### What you will do:
An exact copy of the listing is required.

### Provided entries:
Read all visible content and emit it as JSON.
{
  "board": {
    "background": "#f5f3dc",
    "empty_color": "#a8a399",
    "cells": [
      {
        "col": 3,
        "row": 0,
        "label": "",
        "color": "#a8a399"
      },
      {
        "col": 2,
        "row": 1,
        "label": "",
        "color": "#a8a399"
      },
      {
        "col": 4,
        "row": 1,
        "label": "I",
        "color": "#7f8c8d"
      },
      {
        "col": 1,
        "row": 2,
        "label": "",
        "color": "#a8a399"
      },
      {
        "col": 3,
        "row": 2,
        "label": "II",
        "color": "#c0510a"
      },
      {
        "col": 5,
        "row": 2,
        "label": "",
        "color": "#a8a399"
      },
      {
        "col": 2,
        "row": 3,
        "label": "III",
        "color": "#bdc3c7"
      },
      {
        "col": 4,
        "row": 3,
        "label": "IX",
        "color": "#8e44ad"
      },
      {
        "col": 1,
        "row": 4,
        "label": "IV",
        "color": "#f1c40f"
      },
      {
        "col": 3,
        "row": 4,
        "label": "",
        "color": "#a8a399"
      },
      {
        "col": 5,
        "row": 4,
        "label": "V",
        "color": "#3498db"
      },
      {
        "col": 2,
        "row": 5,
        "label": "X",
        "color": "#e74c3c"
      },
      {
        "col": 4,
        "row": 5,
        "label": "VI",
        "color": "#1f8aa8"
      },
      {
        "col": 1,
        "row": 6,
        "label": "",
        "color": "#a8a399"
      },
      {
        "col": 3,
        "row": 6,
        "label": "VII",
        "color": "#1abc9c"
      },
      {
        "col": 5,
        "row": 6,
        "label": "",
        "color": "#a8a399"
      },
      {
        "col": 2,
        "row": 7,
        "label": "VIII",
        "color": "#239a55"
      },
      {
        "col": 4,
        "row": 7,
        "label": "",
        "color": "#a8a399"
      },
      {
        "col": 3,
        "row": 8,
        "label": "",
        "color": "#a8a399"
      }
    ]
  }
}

### Response:
Read all visible content and emit it as JSON.
{
  "board": {
    "background": "#f5f3dc",
    "empty_color": "#a8a399",
    "cells": [
      {
        "col": 3,
        "row": 0,
        "label": "",
        "color": "#a8a399"
      },
      {
        "col": 2,
        "row": 1,
        "label": "",
        "color": "#a8a399"
      },
      {
        "col": 4,
        "row": 1,
        "label": "I",
        "color": "#7f8c8d"
      },
      {
        "col": 1,
        "row": 2,
        "label": "",
        "color": "#a8a399"
      },
      {
        "col": 3,
        "row": 2,
        "label": "II",
        "color": "#c0510a"
      },
      {
        "col": 5,
        "row": 2,
        "label": "",
        "color": "#a8a399"
      },
      {
        "col": 2,
        "row": 3,
        "label": "III",
        "color": "#bdc3c7"
      },
      {
        "col": 4,
        "row": 3,
        "label": "IX",
        "color": "#8e44ad"
      },
      {
        "col": 1,
        "row": 4,
        "label": "IV",
        "color": "#f1c40f"
      },
      {
        "col": 3,
        "row": 4,
        "label": "",
        "color": "#a8a399"
      },
      {
        "col": 5,
        "row": 4,
        "label": "V",
        "color": "#3498db"
      },
      {
        "col": 2,
        "row": 5,
        "label": "X",
        "color": "#e74c3c"
      },
      {
        "col": 4,
        "row": 5,
        "label": "VI",
        "color": "#1f8aa8"
      },
      {
        "col": 1,
        "row": 6,
        "label": "",
        "color": "#a8a399"
      },
      {
        "col": 3,
        "row": 6,
        "label": "VII",
        "color": "#1abc9c"
      },
      {
        "col": 5,
        "row": 6,
        "label": "",
        "color": "#a8a399"
      },
      {
        "col": 2,
        "row": 7,
        "label": "VIII",
        "color": "#239a55"
      },
      {
        "col": 4,
        "row": 7,
        "label": "",
        "color": "#a8a399"
      },
      {
        "col": 3,
        "row": 8,
        "label": "",
        "color": "#a8a399"
      }
    ]
  }
}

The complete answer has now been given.